Sure, there were the select few that we know about who saw something special. There were those shepherds who heard the announcement from the angels. There were those kings—magi—who came from a far away land. But really—most of the world went on functioning as normal that day.
A normal world for us is a world that has its ups and downs. We have our highs and lows. We watch the news or read the paper and are reminded of horrible tragedies and extraordinary accomplishments. We mourn losses and deal with setbacks. But we also cherish close relationships and take joy in reaching our own accomplishments. Its normal, its everyday life.

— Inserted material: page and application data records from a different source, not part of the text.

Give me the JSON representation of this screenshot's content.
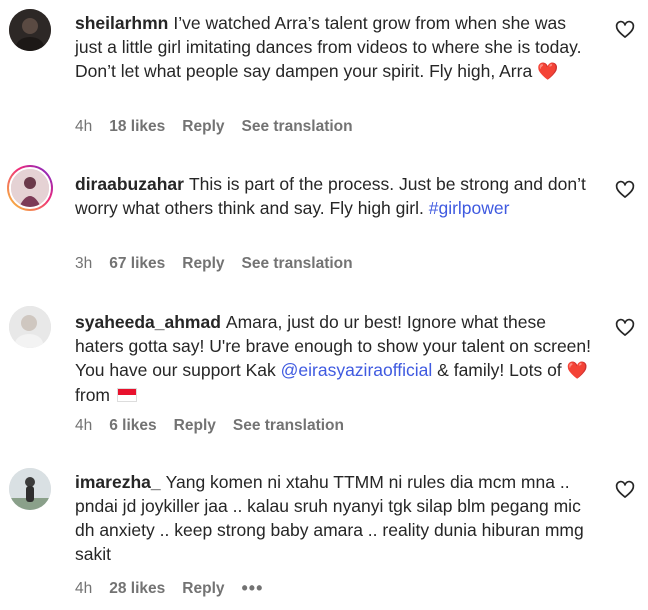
{
  "comments": [
    {
      "username": "sheilarhmn",
      "text": "I’ve watched Arra’s talent grow from when she was just a little girl imitating dances from videos to where she is today. Don’t let what people say dampen your spirit. Fly high, Arra",
      "emoji": "❤️",
      "time": "4h",
      "likes": "18 likes",
      "reply": "Reply",
      "translation": "See translation"
    },
    {
      "username": "diraabuzahar",
      "text": "This is part of the process. Just be strong and don’t worry what others think and say. Fly high girl.",
      "hashtag": "#girlpower",
      "time": "3h",
      "likes": "67 likes",
      "reply": "Reply",
      "translation": "See translation"
    },
    {
      "username": "syaheeda_ahmad",
      "text": "Amara, just do ur best! Ignore what these haters gotta say! U're brave enough to show your talent on screen! You have our support Kak",
      "mention": "@eirasyaziraofficial",
      "text2": "& family! Lots of",
      "emoji": "❤️",
      "text3": "from",
      "time": "4h",
      "likes": "6 likes",
      "reply": "Reply",
      "translation": "See translation"
    },
    {
      "username": "imarezha_",
      "text": "Yang komen ni xtahu TTMM ni rules dia mcm mna .. pndai jd joykiller jaa .. kalau sruh nyanyi tgk silap blm pegang mic dh anxiety .. keep strong baby amara .. reality dunia hiburan mmg sakit",
      "time": "4h",
      "likes": "28 likes",
      "reply": "Reply",
      "more": "•••"
    }
  ],
  "icons": {
    "like": "heart-outline-icon",
    "more": "more-options-icon"
  },
  "colors": {
    "link": "#3f5ae0",
    "meta": "#737373",
    "text": "#262626"
  }
}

This is the world into which God comes. It’s earthy, it’s real, it’s human. It’s no Disney fairytale. The grand announcements are for a very select few. But for most of us, life has its normal rhythms and patterns. We go on about our business. And this is the world God comes to. This is the world God inhabits.
Look at how Micah reminds us of this today in chapter five. “Bethlehem, though you are small…” Bethlehem, the normal town with normal people doing normal things. Coming out from the ordinary, there is something greater. From the places where we would least expect to find it, comes exactly what we all need. Micah says, “He will be their peace.” Micah’s world needed a heavy dose of peace. The northern kingdom of Israel has already fallen to the Assyrians and things were not looking too good for the remnant of Judah that was left in the land. So where is the answer going to come from? Everybody is looking to the capital city—they are looking to Jerusalem. They are leaning all their hopes on their “Washington DC.” But the answer does not come from the capitol. It does not come from headquarters. It does not come from Jerusalem. It does not come from Washington. The answer comes from Pella Iowa; Ogalalla Nebraska. It comes from normal-town USA. It comes from Bethlehem. God comes where we least expect to see him. He comes to our world. He comes to you and to me.
This has always been the pattern. This has always been God’s plan. On the outline you have, you see the rows of little people…they kind of look like Fischer Price Little People. The copy is kind of small and the names are hard to read, so let me help fill in the details. The first name on the top-left is Abraham. This is where God began his promise to the people of Israel. The last name on the lower-right is Jesus. This is the ultimate fulfillment of that promise made to Abraham. And in the middle you see that section on your outline where three people have a box around them. Those are Jotham, Ahaz, and Hezekiah—the three kings of Judah that lived during the time of Micah.
God began with Abraham, an ordinary man from an ordinary town. Down the line we see God used ordinary people. In that second row you have people like Ruth, and the small shepherd boy—David—who would grow to become a great king. And in that third row where the box is located we have the time of Micah where the words we read today come from—words declaring an ordinary town would again come into the spotlight. And on down the line we go till we get to Jesus.
And in the story of Jesus we saw today from Matthew we see Jesus insisting that he be baptized. John refuses because he thinks Jesus is too great for him to baptize. But Jesus maintains at that moment, he must enter into the ordinary everyday existence that we all experience. It’s earthy, it’s human, it’s real. But at the same time, there’s a glimpse of something much greater going on, isn’t there? Because we also see that moment when God is revealed. Father, Son, and Holy Spirit come together in a perfect moment reminding us that in the plain everyday ordinary rhythms of life, God comes and does extraordinary things. And he is our peace.